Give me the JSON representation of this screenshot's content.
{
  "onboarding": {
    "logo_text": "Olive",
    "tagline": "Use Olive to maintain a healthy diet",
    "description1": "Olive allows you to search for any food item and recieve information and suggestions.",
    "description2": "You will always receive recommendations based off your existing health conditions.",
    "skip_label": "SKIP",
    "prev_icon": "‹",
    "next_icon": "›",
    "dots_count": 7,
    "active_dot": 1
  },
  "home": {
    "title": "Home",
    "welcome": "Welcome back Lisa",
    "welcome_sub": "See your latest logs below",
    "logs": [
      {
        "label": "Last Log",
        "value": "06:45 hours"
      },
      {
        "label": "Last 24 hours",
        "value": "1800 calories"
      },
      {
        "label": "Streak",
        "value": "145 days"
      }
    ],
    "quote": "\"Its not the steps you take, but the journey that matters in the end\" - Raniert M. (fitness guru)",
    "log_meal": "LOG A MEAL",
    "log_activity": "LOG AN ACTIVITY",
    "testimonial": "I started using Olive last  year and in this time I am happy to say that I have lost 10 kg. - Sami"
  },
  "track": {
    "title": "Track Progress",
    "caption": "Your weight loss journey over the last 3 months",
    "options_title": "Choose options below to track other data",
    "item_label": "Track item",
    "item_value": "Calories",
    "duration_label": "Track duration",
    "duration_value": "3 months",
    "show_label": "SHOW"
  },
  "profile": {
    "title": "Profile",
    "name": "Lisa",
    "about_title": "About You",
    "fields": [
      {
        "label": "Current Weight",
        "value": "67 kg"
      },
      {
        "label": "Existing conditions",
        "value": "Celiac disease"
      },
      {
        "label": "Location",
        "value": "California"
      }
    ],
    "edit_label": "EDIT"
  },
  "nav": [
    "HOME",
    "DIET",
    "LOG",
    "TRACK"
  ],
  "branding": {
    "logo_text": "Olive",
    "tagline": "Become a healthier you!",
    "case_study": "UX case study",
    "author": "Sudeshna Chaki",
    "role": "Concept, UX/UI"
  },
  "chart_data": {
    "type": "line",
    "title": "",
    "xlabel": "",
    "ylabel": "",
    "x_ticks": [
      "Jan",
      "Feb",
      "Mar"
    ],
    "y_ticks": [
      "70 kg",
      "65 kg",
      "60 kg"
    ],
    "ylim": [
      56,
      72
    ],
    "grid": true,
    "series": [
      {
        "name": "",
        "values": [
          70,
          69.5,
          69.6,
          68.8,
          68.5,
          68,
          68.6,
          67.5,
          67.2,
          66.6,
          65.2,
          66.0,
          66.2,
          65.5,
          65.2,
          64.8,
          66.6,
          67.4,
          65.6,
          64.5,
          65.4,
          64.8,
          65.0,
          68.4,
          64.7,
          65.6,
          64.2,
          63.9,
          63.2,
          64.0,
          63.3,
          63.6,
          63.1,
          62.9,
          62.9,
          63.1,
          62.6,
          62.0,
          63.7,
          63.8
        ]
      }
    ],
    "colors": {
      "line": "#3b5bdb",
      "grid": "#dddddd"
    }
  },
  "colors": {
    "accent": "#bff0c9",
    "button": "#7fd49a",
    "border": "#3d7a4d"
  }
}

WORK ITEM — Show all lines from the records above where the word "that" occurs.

SOLUTION FOR THIS EXERCISE —
    "quote": "\"Its not the steps you take, but the journey that matters in the end\" - Raniert M. (fitness guru)",
    "testimonial": "I started using Olive last  year and in this time I am happy to say that I have lost 10 kg. - Sami"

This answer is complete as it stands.